I remained confused until I made a comparison between V.S. Naipaul and Sam Selvon. Both authors are Trinidad and Tobago immigrants in Britain. Naipaul is known for his high culture and non-judgmental observation, while Selvon writes using a down-to-earth creole dialect. I found the latter provided a much more comfortable path for developing my own voice. If the narrator should speak “Chinglish,” hell, then let him/her/they speak Chinglish. I was greatly encouraged by comments on my last assignment saying that finally, I was beginning to write directly from my mind rather than implanting sample sentences from dictionaries.
How has your fiction, nonfiction and/or poetry changed as a result of this class?
My fiction has improved in terms of awareness of sensory details. Before the course, I tended to generalize. My fiction often grows from an idea to an outline before being filled with details.
The problem was, without guidelines, it was challenging to figure out in what aspect and to what degree I should add specific details. I didn’t realize that I tend to omit details about settings. Environmental depictions in my work only existed when my characters entered or left a scene. It was as if they were conversing or acting within a void. It was the story Good People by David Foster Wallace that made me aware of the importance of setting. When a taboo is at the center of a conflict, the characters beat around the bush and the narrative camera can zoom in on the environment. I was amazed at the details Wallace used to capture the relationship that the author established between the external setting and the characters’ internal feelings. Adding that approach to my writing empowers me to develop my characters more deeply.
In a piece I wrote after the class, a couple who are both artists go sketching in the park. Despite a seemingly harmonious conversation, the same park appears dramatically different in their eyes.
As starters, stepping out of your safety zone and embracing new possibilities might improve your writing more than clinging to old writing patterns.
What advice would you give to other international students on how to succeed in creative writing courses?
Don’t panic and have fun! I’ve experienced the anxiety of writing not nearly as well as native speakers. Nevertheless, creative writing is not a competition but an act of creation. As long as you are not writing for a living, I believe having fun in the process matters. As starters, stepping out of your safety zone and embracing new possibilities might improve your writing more than clinging to old writing patterns.
Don’t be afraid to use your local setting, but be aware of your readership.

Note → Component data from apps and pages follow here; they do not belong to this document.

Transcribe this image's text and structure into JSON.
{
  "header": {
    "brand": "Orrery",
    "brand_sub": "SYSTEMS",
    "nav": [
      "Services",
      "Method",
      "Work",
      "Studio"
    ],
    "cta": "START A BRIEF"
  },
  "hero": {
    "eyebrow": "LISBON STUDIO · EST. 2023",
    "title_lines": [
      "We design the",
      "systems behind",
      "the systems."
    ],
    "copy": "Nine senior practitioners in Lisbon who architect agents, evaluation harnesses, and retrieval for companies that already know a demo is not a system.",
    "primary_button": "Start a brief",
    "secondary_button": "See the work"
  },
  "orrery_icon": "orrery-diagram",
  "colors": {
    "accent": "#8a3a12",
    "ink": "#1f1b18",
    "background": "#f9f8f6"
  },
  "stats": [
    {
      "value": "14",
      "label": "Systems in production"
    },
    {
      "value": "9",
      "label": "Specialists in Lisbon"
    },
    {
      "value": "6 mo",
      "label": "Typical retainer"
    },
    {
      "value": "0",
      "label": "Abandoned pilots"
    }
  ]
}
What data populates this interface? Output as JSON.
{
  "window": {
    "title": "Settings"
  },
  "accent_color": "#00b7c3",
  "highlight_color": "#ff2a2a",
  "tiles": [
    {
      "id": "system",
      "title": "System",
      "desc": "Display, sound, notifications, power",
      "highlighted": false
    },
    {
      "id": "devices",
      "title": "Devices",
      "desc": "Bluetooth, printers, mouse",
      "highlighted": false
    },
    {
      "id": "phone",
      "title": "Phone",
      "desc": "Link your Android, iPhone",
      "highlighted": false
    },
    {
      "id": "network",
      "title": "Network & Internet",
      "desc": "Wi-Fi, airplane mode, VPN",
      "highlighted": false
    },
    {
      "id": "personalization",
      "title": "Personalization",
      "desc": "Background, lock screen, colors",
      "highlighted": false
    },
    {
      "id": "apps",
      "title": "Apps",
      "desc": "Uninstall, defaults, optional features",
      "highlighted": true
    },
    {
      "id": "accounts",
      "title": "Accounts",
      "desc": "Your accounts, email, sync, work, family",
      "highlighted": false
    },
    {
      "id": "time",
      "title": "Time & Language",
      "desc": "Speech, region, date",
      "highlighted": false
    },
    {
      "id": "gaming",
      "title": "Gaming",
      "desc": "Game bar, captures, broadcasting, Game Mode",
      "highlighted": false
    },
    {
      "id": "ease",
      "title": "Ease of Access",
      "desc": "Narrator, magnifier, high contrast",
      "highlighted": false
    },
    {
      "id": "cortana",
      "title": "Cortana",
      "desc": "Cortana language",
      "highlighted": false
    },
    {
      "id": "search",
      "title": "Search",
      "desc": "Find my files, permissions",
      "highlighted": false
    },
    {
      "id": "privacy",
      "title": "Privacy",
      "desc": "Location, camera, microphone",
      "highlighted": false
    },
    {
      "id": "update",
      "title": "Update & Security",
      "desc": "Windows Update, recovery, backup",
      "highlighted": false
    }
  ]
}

If it is tricky for you to imagine a foreign place, it is alright to write about the social and cultural environment that you are familiar with. That said, you might want to supplement explanations or footnotes so that your work can be understood by an international audience.
Interested in learning with Laurie and a global community of writers? Then check out her upcoming The Craft of Writing course!
Laurie Ann Doyle is the author of World Gone Missing, which The New York Times bestselling author Edan Lepucki praised as “a gorgeous debut.” Winner of the Alligator Juniper National Fiction Award and a Pushcart Prize nomination, her stories and essays appear in McSweeny’s, Alta Journal, Under the Sun, Jabberwock Review, The Rumpus, The Santa Fe Literary Review, The Los Angeles Review and many other publications. She teaches writing at The Writers Grotto and at UC Berkeley Extension, where she is an honored instructor. Find her online at www.laurieanndoyle.com.
Joan Bian lives in China. She is an undergraduate in Business English from the University of International Business and Economics. Though a beginner in English creative writing, she has translated and written several novellas in Chinese. She is inspired by female authors with various ethnicities such as Amy Tan, Bernardine Evaristo and Zadie Smith. Currently, she is working on a short story discussing multiculturalism and Eastern-Asian identities.